[DATA RECORDS]

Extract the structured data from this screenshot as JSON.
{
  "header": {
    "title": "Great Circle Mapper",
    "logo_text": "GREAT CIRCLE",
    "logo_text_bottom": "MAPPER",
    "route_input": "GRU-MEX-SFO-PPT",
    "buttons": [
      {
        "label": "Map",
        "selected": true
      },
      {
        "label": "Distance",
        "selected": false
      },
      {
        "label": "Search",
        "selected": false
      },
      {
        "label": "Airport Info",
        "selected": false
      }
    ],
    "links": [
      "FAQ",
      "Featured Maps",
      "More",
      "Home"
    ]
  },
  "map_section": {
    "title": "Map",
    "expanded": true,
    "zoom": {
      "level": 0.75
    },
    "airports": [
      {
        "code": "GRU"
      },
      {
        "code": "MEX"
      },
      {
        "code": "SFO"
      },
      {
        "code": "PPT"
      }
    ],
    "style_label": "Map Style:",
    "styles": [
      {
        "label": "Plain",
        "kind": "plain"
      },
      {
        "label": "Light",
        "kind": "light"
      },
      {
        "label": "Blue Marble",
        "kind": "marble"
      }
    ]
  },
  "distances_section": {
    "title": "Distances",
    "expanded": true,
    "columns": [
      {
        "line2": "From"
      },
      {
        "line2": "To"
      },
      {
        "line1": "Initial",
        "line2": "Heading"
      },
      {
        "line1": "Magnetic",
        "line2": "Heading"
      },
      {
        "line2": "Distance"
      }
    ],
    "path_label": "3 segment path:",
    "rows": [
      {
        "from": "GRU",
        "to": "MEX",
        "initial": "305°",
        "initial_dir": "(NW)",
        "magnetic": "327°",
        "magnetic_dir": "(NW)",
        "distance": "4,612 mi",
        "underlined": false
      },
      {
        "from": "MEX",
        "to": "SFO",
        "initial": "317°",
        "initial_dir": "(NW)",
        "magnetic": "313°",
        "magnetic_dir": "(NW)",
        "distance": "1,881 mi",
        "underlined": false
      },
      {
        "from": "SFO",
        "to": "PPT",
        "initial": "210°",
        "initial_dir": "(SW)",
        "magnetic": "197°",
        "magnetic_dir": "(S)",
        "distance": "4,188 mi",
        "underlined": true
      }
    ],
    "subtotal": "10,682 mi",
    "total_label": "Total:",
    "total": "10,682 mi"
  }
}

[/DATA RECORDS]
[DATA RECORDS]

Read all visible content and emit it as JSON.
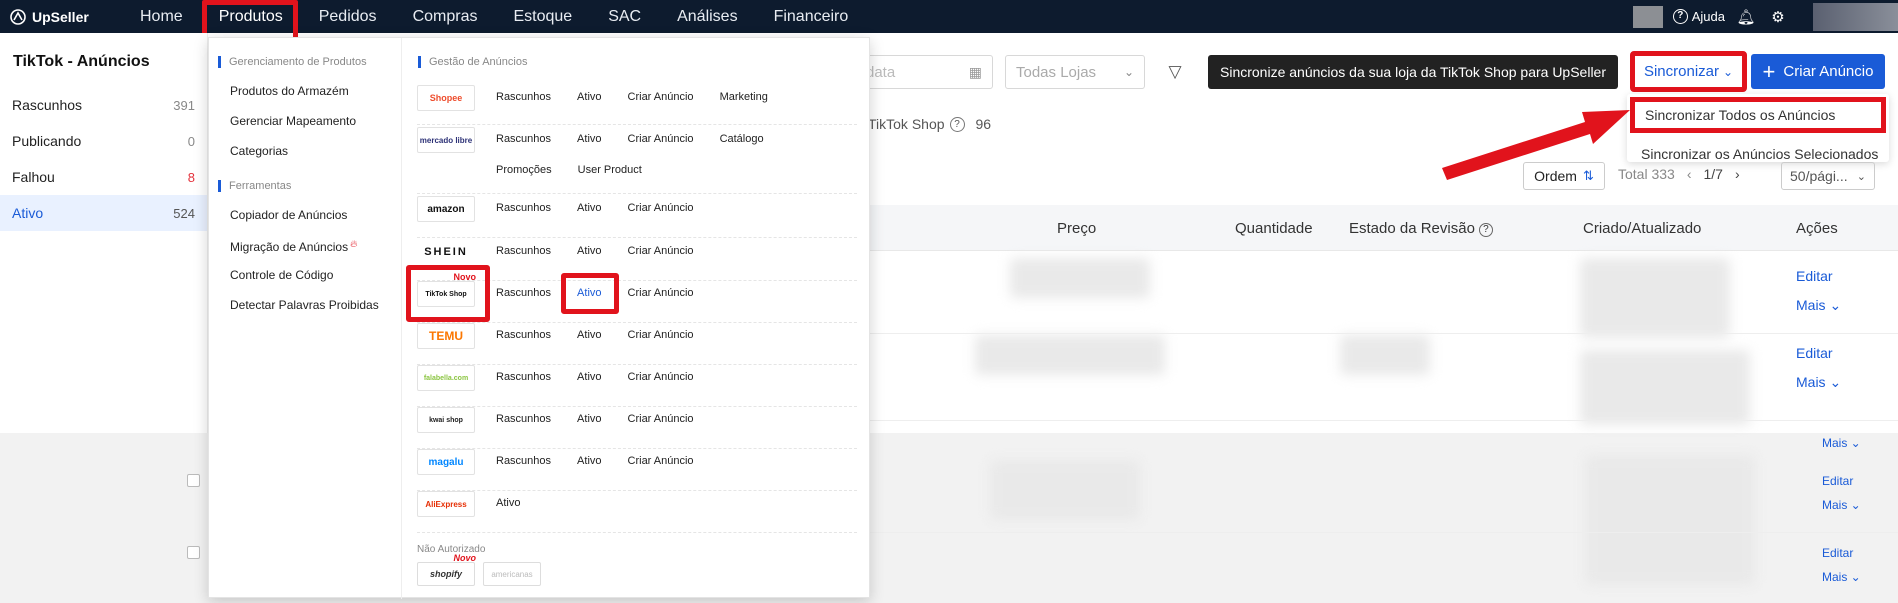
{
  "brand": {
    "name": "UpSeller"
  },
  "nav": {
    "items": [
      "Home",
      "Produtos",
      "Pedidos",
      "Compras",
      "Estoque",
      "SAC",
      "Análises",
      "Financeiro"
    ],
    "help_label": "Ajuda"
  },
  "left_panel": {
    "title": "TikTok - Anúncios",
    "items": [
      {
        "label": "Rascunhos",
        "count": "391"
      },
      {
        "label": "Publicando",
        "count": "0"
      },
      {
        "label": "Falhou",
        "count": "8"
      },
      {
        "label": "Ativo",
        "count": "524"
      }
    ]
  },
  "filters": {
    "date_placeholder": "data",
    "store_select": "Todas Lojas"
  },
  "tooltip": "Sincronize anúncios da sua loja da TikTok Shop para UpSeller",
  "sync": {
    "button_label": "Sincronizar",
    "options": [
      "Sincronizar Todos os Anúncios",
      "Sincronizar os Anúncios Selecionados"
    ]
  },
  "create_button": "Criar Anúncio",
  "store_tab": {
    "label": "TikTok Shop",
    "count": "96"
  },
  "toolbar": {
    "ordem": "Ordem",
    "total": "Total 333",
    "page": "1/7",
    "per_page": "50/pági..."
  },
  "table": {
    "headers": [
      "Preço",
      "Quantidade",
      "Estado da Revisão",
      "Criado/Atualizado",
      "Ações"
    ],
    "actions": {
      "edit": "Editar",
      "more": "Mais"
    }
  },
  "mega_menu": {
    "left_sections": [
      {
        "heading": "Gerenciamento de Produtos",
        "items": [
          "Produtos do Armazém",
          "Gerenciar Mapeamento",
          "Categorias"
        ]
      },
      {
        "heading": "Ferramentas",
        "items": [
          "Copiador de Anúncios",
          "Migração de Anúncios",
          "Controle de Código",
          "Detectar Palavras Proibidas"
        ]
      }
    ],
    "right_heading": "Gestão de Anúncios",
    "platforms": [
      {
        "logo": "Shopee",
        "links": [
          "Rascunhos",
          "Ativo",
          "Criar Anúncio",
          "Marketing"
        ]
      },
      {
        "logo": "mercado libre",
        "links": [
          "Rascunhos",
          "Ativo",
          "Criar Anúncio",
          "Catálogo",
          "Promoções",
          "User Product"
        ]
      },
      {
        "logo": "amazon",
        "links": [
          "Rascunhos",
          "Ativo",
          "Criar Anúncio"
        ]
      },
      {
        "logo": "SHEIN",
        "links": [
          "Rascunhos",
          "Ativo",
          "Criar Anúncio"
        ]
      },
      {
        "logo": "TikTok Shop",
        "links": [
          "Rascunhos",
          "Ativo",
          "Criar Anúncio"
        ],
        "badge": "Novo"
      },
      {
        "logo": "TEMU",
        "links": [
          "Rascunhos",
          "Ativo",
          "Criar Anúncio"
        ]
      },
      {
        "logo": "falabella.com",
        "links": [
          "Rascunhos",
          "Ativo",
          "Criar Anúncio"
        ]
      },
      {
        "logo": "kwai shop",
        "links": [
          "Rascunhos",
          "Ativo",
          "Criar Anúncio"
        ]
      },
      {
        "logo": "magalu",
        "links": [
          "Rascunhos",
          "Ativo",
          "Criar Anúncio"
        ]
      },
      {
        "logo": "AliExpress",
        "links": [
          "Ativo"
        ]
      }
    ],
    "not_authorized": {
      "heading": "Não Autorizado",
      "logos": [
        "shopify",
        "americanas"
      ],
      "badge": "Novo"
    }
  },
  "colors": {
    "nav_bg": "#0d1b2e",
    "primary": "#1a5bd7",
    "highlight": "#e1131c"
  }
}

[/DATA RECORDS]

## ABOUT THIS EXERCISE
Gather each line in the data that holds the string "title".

## ANSWER
    "title": "Great Circle Mapper",
    "title": "Map",
    "title": "Distances",
    "title": "TikTok - Anúncios",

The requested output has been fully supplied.